In praise of inconspicuous
It is finally spring, after a neverending winter. The trees are a riot of flowers–at least the magnolia, redbud, flowering pear, crabapple and dogwood. Other trees seem quite plain in comparison. My daughter wanted to know what was wrong with our “other tree.”
“What do you mean? What is wrong with it?” I ask.
“It’s plain. Why doesn’t it have flowers?”
The tree was planted before we moved here. Yet another ‘Autumn Blaze’ maple. It has flowers, but they are just something to sneeze at. And its glory won’t be for a few more months, when it turns the same fiery red as half the other trees in my neighborhood. Landscape architects refer to it as orchestrated. I find it creepy. Unnatural. In the forest, the trees change colors and shades at different times, marching to their unique internal clocks, as part of some atonalist’s symphony. But in suburbia, it must be controlled. It must be contrived. It must be the same.

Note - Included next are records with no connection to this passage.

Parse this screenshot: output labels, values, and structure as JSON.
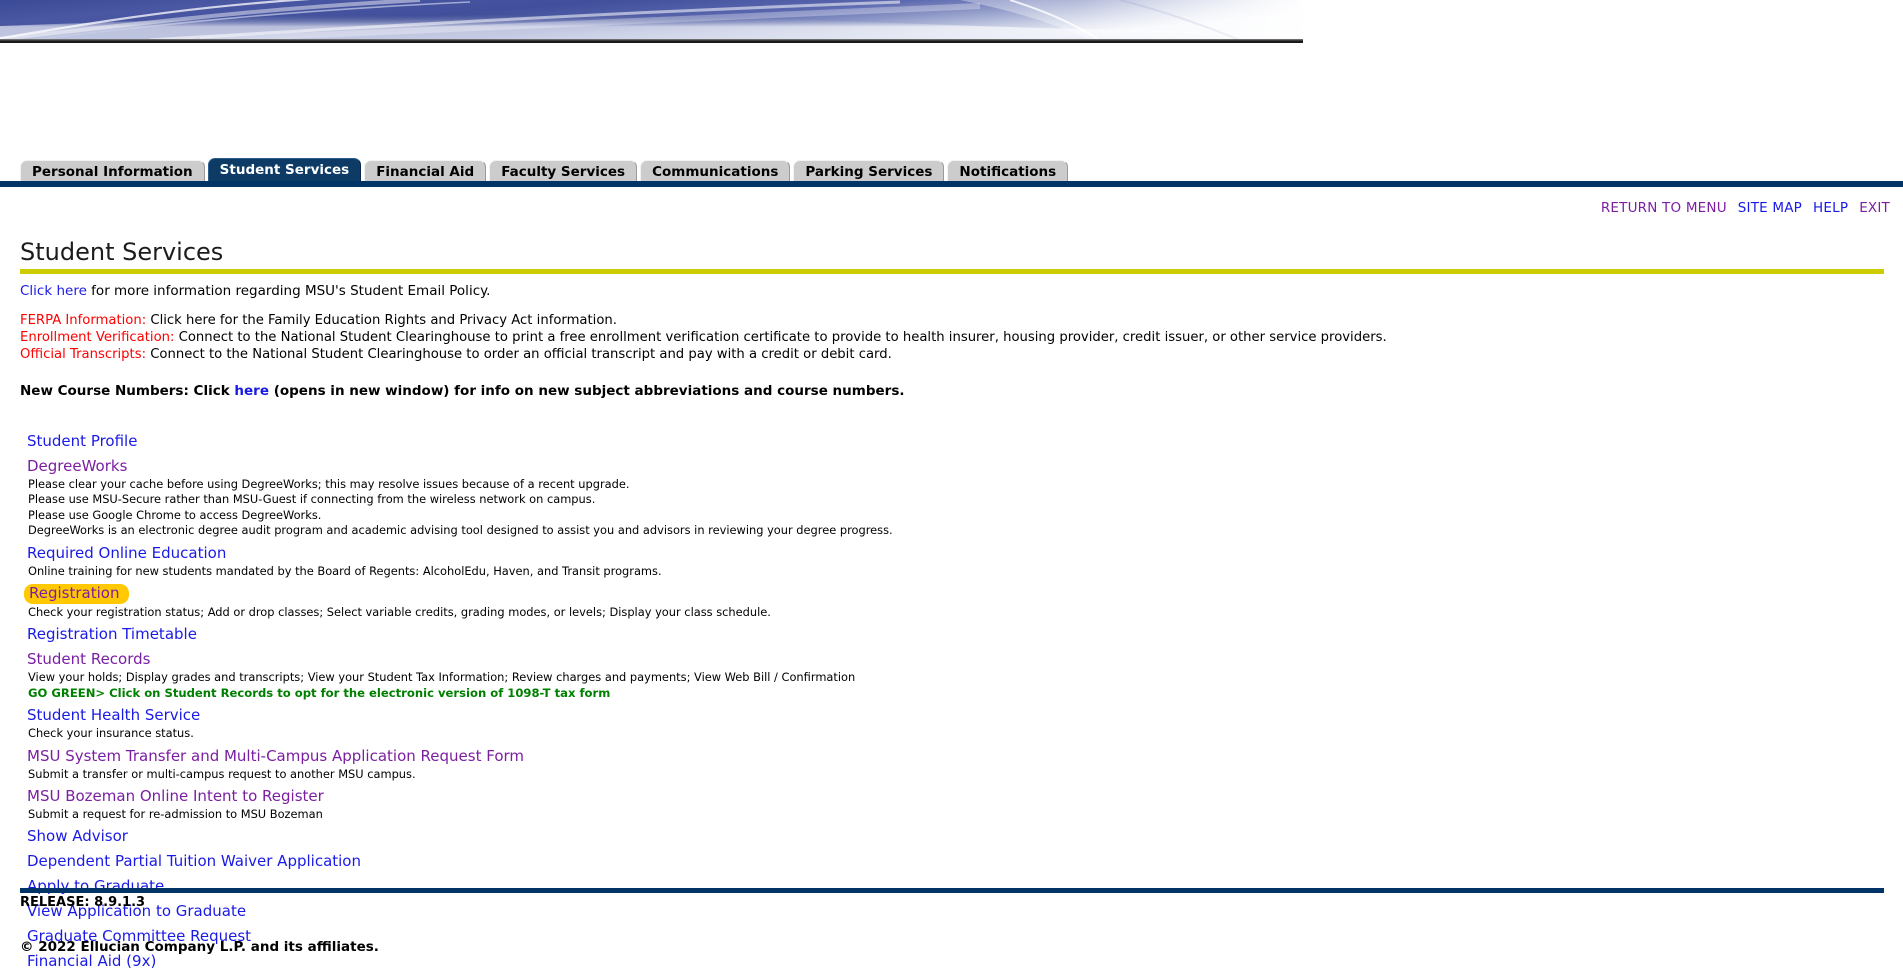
{
  "banner": {
    "alt": "msu-banner-swoosh-image"
  },
  "tabs": [
    {
      "label": "Personal Information",
      "active": false
    },
    {
      "label": "Student Services",
      "active": true
    },
    {
      "label": "Financial Aid",
      "active": false
    },
    {
      "label": "Faculty Services",
      "active": false
    },
    {
      "label": "Communications",
      "active": false
    },
    {
      "label": "Parking Services",
      "active": false
    },
    {
      "label": "Notifications",
      "active": false
    }
  ],
  "utility_links": [
    {
      "label": "RETURN TO MENU",
      "state": "visited"
    },
    {
      "label": "SITE MAP",
      "state": "link"
    },
    {
      "label": "HELP",
      "state": "link"
    },
    {
      "label": "EXIT",
      "state": "visited"
    }
  ],
  "page": {
    "title": "Student Services"
  },
  "notice": {
    "link_text": "Click here",
    "rest_text": " for more information regarding MSU's Student Email Policy."
  },
  "info_rows": [
    {
      "label": "FERPA Information:",
      "text": " Click here for the Family Education Rights and Privacy Act information."
    },
    {
      "label": "Enrollment Verification:",
      "text": " Connect to the National Student Clearinghouse to print a free enrollment verification certificate to provide to health insurer, housing provider, credit issuer, or other service providers."
    },
    {
      "label": "Official Transcripts:",
      "text": " Connect to the National Student Clearinghouse to order an official transcript and pay with a credit or debit card."
    }
  ],
  "course_note": {
    "before": "New Course Numbers: Click ",
    "link_text": "here",
    "after": " (opens in new window) for info on new subject abbreviations and course numbers."
  },
  "services": [
    {
      "label": "Student Profile",
      "state": "blue",
      "descriptions": []
    },
    {
      "label": "DegreeWorks",
      "state": "visited",
      "descriptions": [
        {
          "text": "Please clear your cache before using DegreeWorks; this may resolve issues because of a recent upgrade.",
          "style": "normal"
        },
        {
          "text": "Please use MSU-Secure rather than MSU-Guest if connecting from the wireless network on campus.",
          "style": "normal"
        },
        {
          "text": "Please use Google Chrome to access DegreeWorks.",
          "style": "normal"
        },
        {
          "text": "DegreeWorks is an electronic degree audit program and academic advising tool designed to assist you and advisors in reviewing your degree progress.",
          "style": "normal"
        }
      ]
    },
    {
      "label": "Required Online Education",
      "state": "blue",
      "descriptions": [
        {
          "text": "Online training for new students mandated by the Board of Regents: AlcoholEdu, Haven, and Transit programs.",
          "style": "normal"
        }
      ]
    },
    {
      "label": "Registration",
      "state": "highlight",
      "descriptions": [
        {
          "text": "Check your registration status; Add or drop classes; Select variable credits, grading modes, or levels; Display your class schedule.",
          "style": "normal"
        }
      ]
    },
    {
      "label": "Registration Timetable",
      "state": "blue",
      "descriptions": []
    },
    {
      "label": "Student Records",
      "state": "visited",
      "descriptions": [
        {
          "text": "View your holds; Display grades and transcripts; View your Student Tax Information; Review charges and payments; View Web Bill / Confirmation",
          "style": "normal"
        },
        {
          "text": "GO GREEN> Click on Student Records to opt for the electronic version of 1098-T tax form",
          "style": "green"
        }
      ]
    },
    {
      "label": "Student Health Service",
      "state": "blue",
      "descriptions": [
        {
          "text": "Check your insurance status.",
          "style": "normal"
        }
      ]
    },
    {
      "label": "MSU System Transfer and Multi-Campus Application Request Form",
      "state": "visited",
      "descriptions": [
        {
          "text": "Submit a transfer or multi-campus request to another MSU campus.",
          "style": "normal"
        }
      ]
    },
    {
      "label": "MSU Bozeman Online Intent to Register",
      "state": "visited",
      "descriptions": [
        {
          "text": "Submit a request for re-admission to MSU Bozeman",
          "style": "normal"
        }
      ]
    },
    {
      "label": "Show Advisor",
      "state": "blue",
      "descriptions": []
    },
    {
      "label": "Dependent Partial Tuition Waiver Application",
      "state": "blue",
      "descriptions": []
    },
    {
      "label": "Apply to Graduate",
      "state": "blue",
      "descriptions": []
    },
    {
      "label": "View Application to Graduate",
      "state": "blue",
      "descriptions": []
    },
    {
      "label": "Graduate Committee Request",
      "state": "blue",
      "descriptions": []
    },
    {
      "label": "Financial Aid (9x)",
      "state": "blue",
      "descriptions": []
    }
  ],
  "footer": {
    "release": "RELEASE: 8.9.1.3",
    "copyright": "© 2022 Ellucian Company L.P. and its affiliates."
  },
  "colors": {
    "navy": "#003366",
    "yellow_rule": "#cccc00",
    "link_blue": "#1a1ae6",
    "link_visited": "#7b1fa2",
    "alert_red": "#ff0000",
    "green": "#008000",
    "highlight_gold": "#ffc800",
    "tab_inactive": "#cccccc"
  }
}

Like the row of pears that litter the street, I am sure the road to hell is paved with Callery pears. And like good intentions, they too will go down in flames.
But really, this is about inconspicuous. Between the magnolias and daffodils, tulips and flowering quince, a tiny brilliant flower is overlooked, amongst the twisted branches of Harry Lauder’s walking stick.
Beautiful, isn’t it? And now that you know you’ve been missing this, look around: Notice everything else you’ve missed. And smile. Because now you know the greatest wonders aren’t in your face, and aren’t riotously loud. They are the little things that you didn’t know you were missing.